A consultant gastroenterologist, Dr P, is contacted by the complaints and feedback officer at the hospital where he works. A 34-year-old patient Mr L has written a letter of complaint disagreeing with the content of a clinic letter which was sent to his GP summarising a consultation he had with Dr P to assess his chronic abdominal symptoms.
In the complaint, Mr L is demanding that portions of the letter be redacted, including reference to possible psychological factors (including depression) and a differential diagnosis of functional gastrointestinal disorder. Mr L believes that these observations are “unwarranted” and an attempt “write off” his distressing symptoms as being psychosomatic. He does not want this “damaging speculation” to be included in his permanent medical record.
Dr P asks MDDUS for guidance in his reply to the complaint, which will be incorporated into the formal hospital response.
An MDDUS adviser writes to Dr P offering advice on composing a reply.
She reminds him that, under UK GDPR, patients have the right to ensure personal data held by the NHS is correct and to request that factual inaccuracies are amended. A patient may disagree with a clinical opinion or differential diagnosis, however it may still be necessary to retain this information within the clinical records. The Information Commissioner’s Office states that a clinical opinion is not necessarily inaccurate simply because the individual disagrees with it.
A patient can request for a comment or entry to be made in the record to show that they disagree with the content and what it should say. Any changes must be clearly marked, showing the name of the person making the change and the date the change was made.
Dr P sends his draft response to MDDUS for review. In the draft text he first expresses regret at Mr L’s dissatisfaction with the content of the clinic letter and summarises the concerns as he understands them. He then confirms that in reassessing the content of the letter he believes it to be an accurate reflection of his clinical judgement at the time and he explains the reasons for this conclusion.

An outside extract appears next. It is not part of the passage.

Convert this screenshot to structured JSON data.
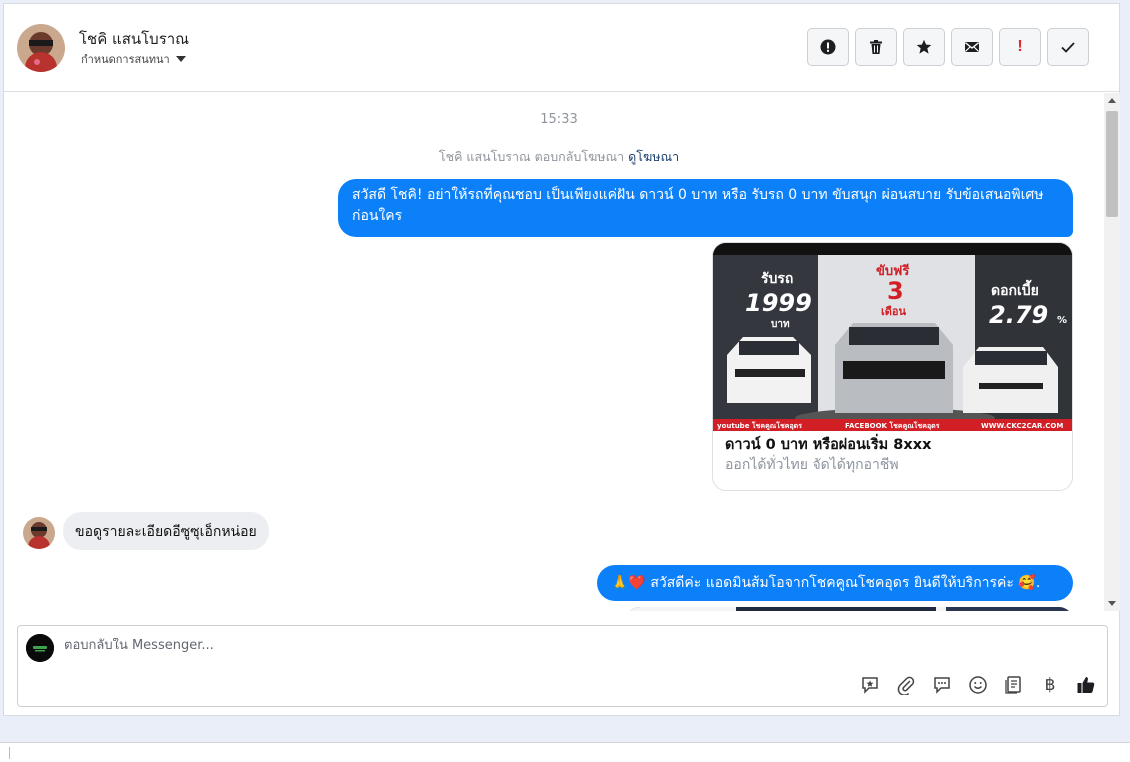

Dr P further explains that considering differential diagnoses guides the investigative process. Further investigations may exclude possible diagnoses or confirm their likelihood and is a standard process in medical practice.
The letter further states that Mr L can request that a note explaining his views is included in or appended to the record but it would not be appropriate to redact details from the letter.
The MDDUS adviser suggests some changes to the draft text and it is forwarded to the complaints officer to be incorporated into the formal response.
- Patients have a legal right to have inaccurate personal data held about them rectified and reasonable steps should therefore be taken to investigate any requests for rectification.
- Patients also have a right to ask for a note to be added to their records if they dispute an entry.
- Complainants are entitled to raise their concerns with the ombudsman if unsatisfied with a complaint response, or to the ICO if their concerns relate to the processing of their data.
This page was correct at the time of publication. Any guidance is intended as general guidance for members only. If you are a member and need specific advice relating to your own circumstances, please contact one of our advisers.